4. Conclusions

 

      The dissolution of the PHA coating was describes by two functions. The first stage of the dissolution process (up to 8 h) was modeled by a power-law function and the second stage with a simple diffusion function. The dissolution of the PHA coatings in the first stage was found to be both surface and diffusion controlled. In the first stage, the solubility and dissolution rate of the PHA coatings were mainly increased with decreasing the crystallinity, and partly with increasing the degree of recrystallization and the porosity. The degree of recrystallization was found to control the dissolution rate of the PHA coatings in the second stage. It was suggested that the promotion of a rapid integration of implant to bone can be achieved by the optimization of the amounts of recrystallized HA and ACP at coating surface.

 

[1]   Tsui YC, Doyle C, Clyne TW. Plasma-sprayed hydroxyapatite coatings on titanium substrates Part 2: Optimization of coating properties. Biomaterials 1998; 19: 2031-43.

 

[2]   Zhang Q, Chen J, Feng J, Cao Y, Deng C, Zhang X. Dissolution and mineralization behaviors of HA coatings.
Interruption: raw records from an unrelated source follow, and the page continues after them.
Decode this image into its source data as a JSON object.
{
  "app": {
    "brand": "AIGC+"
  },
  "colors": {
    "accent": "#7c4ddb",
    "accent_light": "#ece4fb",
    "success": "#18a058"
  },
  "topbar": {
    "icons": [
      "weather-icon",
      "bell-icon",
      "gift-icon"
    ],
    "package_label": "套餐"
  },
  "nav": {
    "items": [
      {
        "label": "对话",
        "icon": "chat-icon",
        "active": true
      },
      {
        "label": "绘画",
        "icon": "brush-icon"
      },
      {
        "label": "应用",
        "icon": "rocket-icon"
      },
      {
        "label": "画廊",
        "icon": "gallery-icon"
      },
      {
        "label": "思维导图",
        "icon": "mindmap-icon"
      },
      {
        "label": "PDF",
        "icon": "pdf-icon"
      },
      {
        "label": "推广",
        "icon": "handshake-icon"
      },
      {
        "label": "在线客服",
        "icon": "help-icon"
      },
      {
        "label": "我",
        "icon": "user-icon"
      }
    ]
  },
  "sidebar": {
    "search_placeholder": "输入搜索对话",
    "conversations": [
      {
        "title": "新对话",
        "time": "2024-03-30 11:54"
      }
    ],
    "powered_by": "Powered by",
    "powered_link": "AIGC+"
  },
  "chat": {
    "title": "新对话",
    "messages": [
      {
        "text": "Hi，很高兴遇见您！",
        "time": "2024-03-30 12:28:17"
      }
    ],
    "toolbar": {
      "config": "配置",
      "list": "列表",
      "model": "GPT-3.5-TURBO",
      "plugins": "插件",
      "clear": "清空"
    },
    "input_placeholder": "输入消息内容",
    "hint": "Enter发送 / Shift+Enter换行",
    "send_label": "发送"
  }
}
Biomaterials 2003; 24: 4741-8.

[3]   Radin SR, Ducheyne P. Plasma spraying induced changes of calcium phosphate ceramic character-istics and the effect on in vitro stability. J Mater Sci Mater Med 1992; 3: 33-42.

[4]   Sun L, Berndt CC, Khor KA, Cheang HN, Gross KA. Surface characteristics and dissolution behavior of plasma-sprayed hydroxyapatite coating. J Biomed Mater Res 2002; 62: 228-36.

[5]   Sergo V, Sbaizero O, Clarke DR. Mechanical and chemical consequences of the residual stresses in plasma-sprayed hydroxyapatite coatings. Biomaterials 1997; 18: 477-82.

 

[6]   Sun L, Berndt CC, Grey CP. Phase, structural and microstructure investigations of plasma sprayed hydroxyapatite coatings. Mater Sci Engineering A 2003; 360: 70-84.

 

[7]   Grafmann O, Heimann R. Compositional and micro-structural changes of engineered plasma-sprayed hydroxyapatite coatings on Ti6Al4V substrates during incubation in protein-free simulated body fluid. J Biomed Mater Res 2000; 53: 685-93.

 

[8]   Mohammadi Z, Ziaei-Moayyed AA, Sheikh-Mehdi Mesgar A. In vitro calcium dissolution behavior of hydroxyapatite coatings with different characteristics. Cairo International Biomedical Engineering Conference IEEE 2006.

[9]   Mohammadi Z, Ziaei-Moayyed AA, Sheikh-Mehdi Mesgar A. Dissolution behavior of plasma sprayed hydroxyapatite coatings in simulated body fluid and Tris-buffer Solution. 10th Iranian Metallurgy Engineering Society 2006.

[10]   Mohammadi Z, Ziaei-Moayyed AA, Sheikh-Mehdi Mesgar A. Grit blasting of Ti-6Al-4V alloy: Optimization and its effect on adhesion strength of plasma-sprayed hydroxyl-apatite coatings. J Mater Proc Tech 2007.

 

[11] Mohammadi Z, Ziaei-Moayyed AA, Sheikh-Mehdi Mesgar A. Adhesive and cohesive properties by indentation method of plasma-sprayed hydroxyapatite coatings. Appl Surface Sci 2007; 253: 4960-5.

 

[12]   Mancini CE, Berndt CC, Sun L, Kucuk A. Porosity determinations in thermally sprayed hydroxyapatite coatings. J Mater Sci 2001; 36: 3891-6.

[13]  Dorozhkin SV. A review on the dissolution models of calcium apatites. Prog Cryst Growth Charact Mater 2002; 44: 45-61.